Josef Svoboda, considered by some to be one of the most influential scenic designers of the 20th century, died April 8 of natural causes. He was 81.

A native of Czechoslovakia, he trained as an architect, then became principal designer at the Czech National Theatre in 1948, a position he held for more than 30 years. He became internationally known in 1958, when he and director Alfred Radok created two multimedia productions, Polyekran and Laterna Magika for the Brussels Worlds Fair. These shows combined live actors and filmed projections, a technique that he continued to explore in the following years. Among his more than 700 credits are Insect Comedy (Czech National Theatre, 1946); Rusalka (Teatro Le Fenice, Venice, 1958); La Sonambula (National Ballet, Amsterdam, 1964); The Storm (National Theatre, London, 1966), Pelleas and Melisande (Royal Opera House, London, 1969); Idomeneo (State Opera, Vienna, 1971); Carmen (Metropolitan Opera, New York, 1972); The Firebird (Royal Theatre, Copenhagen, 1972); I Vespri Siliciani (Metropolitan Opera, 1974); Jumpers (Kennedy Center, 1974); Tristan und Isolde (Festival Theatre, Bayreuth, 1974); Mahagonny (Grand Theatre, Geneva, 1975; Queen of Spades (National Arts Center, Ottawa, 1976); Faust (State Opera, Berlin, 1977); The Bartered Bride (Metropolitan Opera, 1978); Don Carlos (Zurich Opera, 1979); The Dream Play (State University, Albany, NY, 1980); Josefs Legende (La Scala, Milan, 1981); Queen of Spades (Houston Grand Opera, 1982); Blue Angel (New York City Opera, 1985). He left the Czech National Theatre in 1992. Earlier, in 1973, he became artistic director of the Laterna Magika Theatre; one of its productions, Magic Circus, has been performed 5,000 times.

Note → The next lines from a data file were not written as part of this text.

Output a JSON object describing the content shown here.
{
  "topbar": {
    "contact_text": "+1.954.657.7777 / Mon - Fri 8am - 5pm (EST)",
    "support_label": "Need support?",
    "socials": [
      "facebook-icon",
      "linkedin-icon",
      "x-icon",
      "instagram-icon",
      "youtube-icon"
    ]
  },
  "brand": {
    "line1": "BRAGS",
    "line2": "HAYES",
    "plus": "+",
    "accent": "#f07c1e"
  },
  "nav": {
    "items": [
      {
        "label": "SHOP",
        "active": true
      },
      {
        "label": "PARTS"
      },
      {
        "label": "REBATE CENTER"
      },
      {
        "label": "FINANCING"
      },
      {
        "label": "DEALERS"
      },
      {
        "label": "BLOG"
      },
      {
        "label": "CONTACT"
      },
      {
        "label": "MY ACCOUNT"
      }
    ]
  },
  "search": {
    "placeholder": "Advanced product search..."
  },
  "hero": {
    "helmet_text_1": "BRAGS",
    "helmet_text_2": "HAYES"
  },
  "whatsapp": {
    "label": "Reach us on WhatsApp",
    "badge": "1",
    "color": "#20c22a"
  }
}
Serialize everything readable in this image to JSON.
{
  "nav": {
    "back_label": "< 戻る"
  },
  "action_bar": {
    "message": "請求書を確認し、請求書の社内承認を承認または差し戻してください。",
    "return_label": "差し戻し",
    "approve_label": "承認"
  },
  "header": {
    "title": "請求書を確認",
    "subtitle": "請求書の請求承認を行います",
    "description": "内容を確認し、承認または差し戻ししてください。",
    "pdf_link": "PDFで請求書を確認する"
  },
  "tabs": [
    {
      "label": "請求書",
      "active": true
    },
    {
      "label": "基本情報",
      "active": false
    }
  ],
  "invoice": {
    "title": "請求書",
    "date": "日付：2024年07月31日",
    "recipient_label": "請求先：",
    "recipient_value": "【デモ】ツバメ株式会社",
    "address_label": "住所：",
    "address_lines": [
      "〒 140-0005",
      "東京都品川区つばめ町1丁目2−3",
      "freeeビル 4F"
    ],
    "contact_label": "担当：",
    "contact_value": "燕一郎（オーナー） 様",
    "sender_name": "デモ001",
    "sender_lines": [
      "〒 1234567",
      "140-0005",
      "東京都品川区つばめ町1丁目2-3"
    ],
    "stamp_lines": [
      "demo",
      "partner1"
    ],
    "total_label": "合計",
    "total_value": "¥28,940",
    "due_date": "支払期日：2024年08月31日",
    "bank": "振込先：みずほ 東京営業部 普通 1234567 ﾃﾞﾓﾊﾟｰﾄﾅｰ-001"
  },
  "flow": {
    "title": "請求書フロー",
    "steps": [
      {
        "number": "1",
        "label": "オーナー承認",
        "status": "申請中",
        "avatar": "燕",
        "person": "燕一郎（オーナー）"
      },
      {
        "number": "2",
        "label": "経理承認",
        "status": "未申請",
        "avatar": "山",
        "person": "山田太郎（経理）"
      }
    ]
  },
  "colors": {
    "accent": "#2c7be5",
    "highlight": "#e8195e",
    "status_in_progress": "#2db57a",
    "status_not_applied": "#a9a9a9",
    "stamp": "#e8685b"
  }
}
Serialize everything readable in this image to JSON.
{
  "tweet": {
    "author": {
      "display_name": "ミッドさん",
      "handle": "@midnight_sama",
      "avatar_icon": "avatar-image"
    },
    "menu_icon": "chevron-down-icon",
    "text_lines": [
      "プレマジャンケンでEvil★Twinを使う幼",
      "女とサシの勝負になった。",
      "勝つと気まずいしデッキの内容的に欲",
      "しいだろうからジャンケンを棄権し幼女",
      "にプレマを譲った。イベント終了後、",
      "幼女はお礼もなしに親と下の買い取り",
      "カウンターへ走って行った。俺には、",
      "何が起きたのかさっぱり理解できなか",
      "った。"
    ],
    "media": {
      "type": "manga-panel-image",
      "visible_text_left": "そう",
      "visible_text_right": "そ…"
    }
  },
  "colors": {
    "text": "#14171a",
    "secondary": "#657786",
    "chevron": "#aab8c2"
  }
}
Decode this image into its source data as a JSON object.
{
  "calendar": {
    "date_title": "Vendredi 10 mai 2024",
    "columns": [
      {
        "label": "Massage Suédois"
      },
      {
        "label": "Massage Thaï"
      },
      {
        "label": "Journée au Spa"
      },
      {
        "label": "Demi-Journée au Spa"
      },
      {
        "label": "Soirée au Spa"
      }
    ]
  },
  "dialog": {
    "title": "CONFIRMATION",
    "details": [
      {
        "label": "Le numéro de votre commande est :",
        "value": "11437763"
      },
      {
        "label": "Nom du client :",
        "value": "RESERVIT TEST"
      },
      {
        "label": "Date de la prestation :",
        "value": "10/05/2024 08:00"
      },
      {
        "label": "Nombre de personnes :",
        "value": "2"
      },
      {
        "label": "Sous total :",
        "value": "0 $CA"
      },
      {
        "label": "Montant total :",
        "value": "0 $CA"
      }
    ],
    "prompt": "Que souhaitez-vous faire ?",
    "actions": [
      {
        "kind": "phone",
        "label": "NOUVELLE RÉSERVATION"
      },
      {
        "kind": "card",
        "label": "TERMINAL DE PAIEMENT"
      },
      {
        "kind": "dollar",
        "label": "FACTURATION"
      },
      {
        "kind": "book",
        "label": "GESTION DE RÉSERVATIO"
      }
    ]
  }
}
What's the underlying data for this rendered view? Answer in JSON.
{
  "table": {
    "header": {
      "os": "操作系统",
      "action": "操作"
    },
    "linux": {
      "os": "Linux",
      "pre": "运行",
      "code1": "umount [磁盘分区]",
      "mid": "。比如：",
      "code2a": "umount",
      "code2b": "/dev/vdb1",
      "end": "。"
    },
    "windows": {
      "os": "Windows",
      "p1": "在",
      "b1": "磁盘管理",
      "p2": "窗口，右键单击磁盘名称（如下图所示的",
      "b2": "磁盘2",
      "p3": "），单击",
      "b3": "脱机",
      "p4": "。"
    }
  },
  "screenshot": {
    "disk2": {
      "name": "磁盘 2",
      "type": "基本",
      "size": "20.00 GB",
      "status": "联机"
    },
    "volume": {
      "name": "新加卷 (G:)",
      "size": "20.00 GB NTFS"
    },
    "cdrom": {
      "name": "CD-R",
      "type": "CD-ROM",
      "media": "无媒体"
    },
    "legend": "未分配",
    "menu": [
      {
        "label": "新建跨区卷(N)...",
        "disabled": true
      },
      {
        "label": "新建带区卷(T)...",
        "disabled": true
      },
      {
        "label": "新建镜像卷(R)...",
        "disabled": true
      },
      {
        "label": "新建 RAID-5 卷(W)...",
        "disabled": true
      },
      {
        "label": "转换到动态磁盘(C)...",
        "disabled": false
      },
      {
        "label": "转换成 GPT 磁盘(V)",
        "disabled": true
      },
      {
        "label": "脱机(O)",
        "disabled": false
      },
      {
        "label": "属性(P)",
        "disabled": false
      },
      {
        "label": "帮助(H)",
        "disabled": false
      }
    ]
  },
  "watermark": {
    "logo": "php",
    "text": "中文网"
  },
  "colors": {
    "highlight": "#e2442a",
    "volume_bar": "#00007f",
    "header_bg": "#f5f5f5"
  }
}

Svoboda chose to describe himself as a sceneographer rather than a designer, reflecting his holistic, architectural, non-naturalistic approach to design. According to Theatrical Designers: An International Biographical Dictionary, edited by Thomas J. Mikotowicz, “Svoboda’s opera productions evidence his ingenious use of technology, as well as his use of all manner of modern materials, such as plastics, hyrdraulics, and lasers. In Tristan und Isolde, performed in Wiesbaden in 1967, Svoboda created one of his best-known effects, the three-dimensional `pillar of light’ with an aerosol mixture through which shone low-voltage luminaires. In Richard Wagner’s The Ring Cycle, performed in London between the years 1974 and 1976, the central unit was a platform that raised, lowered, tilted, and transformed into stairs that leveled no matter at what pitch the platform was. In addition, its underside had a large mirror to reflect performers who were below stage level.”

His many honors and awards include honorary doctorates from the Royal College of Arts in London, Denison and Western Michigan Universities in the US, and awards from USITT and International Theatre Institute. He was also made a Chevalier of the Order of Arts and Letters in Paris in 1976, and received the French Legion of Honor in 1993. According to Variety, American designer Ming Cho Lee, at the last Prague Quadrennial, mentioned Svoboda’s work as an inventor, including the Svoboda Ramp, a low-voltage lighting ramp.

Svoboda’s casket was displayed in the lobby of the Czech National Theatre, in Prague, on April 15.